[EXTRACTED DATA]
************
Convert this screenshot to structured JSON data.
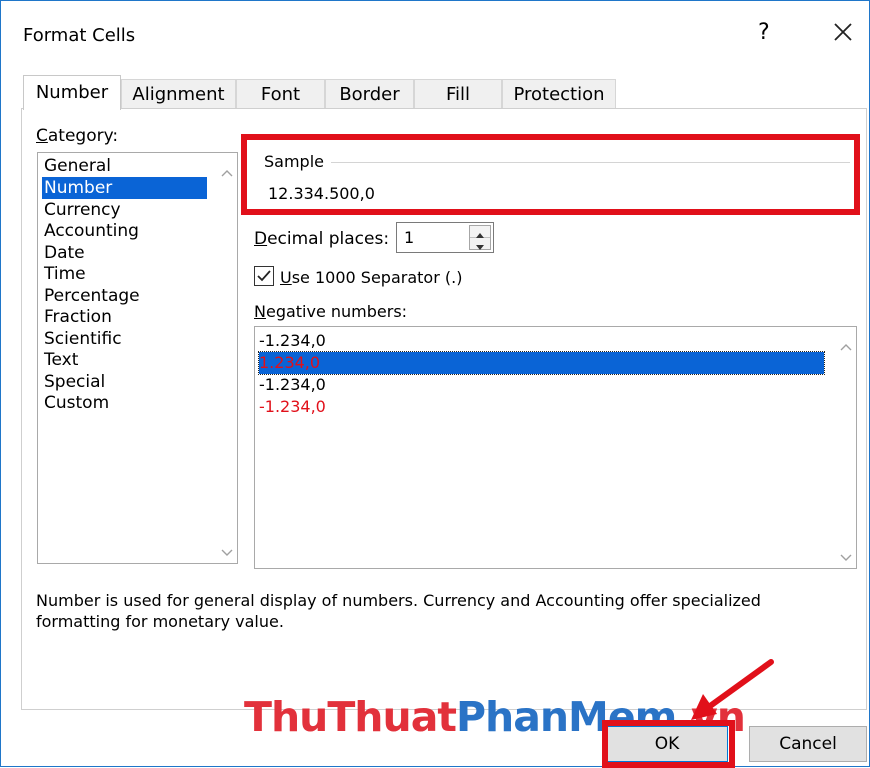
{
  "window": {
    "title": "Format Cells",
    "help_label": "?",
    "close_icon": "close-icon"
  },
  "tabs": [
    {
      "label": "Number",
      "active": true
    },
    {
      "label": "Alignment"
    },
    {
      "label": "Font"
    },
    {
      "label": "Border"
    },
    {
      "label": "Fill"
    },
    {
      "label": "Protection"
    }
  ],
  "category": {
    "label_first": "C",
    "label_rest": "ategory:",
    "items": [
      "General",
      "Number",
      "Currency",
      "Accounting",
      "Date",
      "Time",
      "Percentage",
      "Fraction",
      "Scientific",
      "Text",
      "Special",
      "Custom"
    ],
    "selected": "Number"
  },
  "sample": {
    "label": "Sample",
    "value": "12.334.500,0"
  },
  "decimal": {
    "label_first": "D",
    "label_rest": "ecimal places:",
    "value": "1"
  },
  "separator": {
    "checked": true,
    "label_first": "U",
    "label_rest": "se 1000 Separator (.)"
  },
  "negative": {
    "label_first": "N",
    "label_rest": "egative numbers:",
    "items": [
      {
        "text": "-1.234,0",
        "color": "#000000"
      },
      {
        "text": "1.234,0",
        "color": "#e1101a",
        "selected": true
      },
      {
        "text": "-1.234,0",
        "color": "#000000"
      },
      {
        "text": "-1.234,0",
        "color": "#e1101a"
      }
    ]
  },
  "description": {
    "line1": "Number is used for general display of numbers.  Currency and Accounting offer specialized",
    "line2": "formatting for monetary value."
  },
  "buttons": {
    "ok": "OK",
    "cancel": "Cancel"
  },
  "watermark": {
    "part1": "ThuThuat",
    "part2": "PhanMem",
    "part3": ".vn"
  },
  "annotation_color": "#e1101a"
}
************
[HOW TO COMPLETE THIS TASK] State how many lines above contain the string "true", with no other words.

[OUTPUT FOR THIS TASK] 3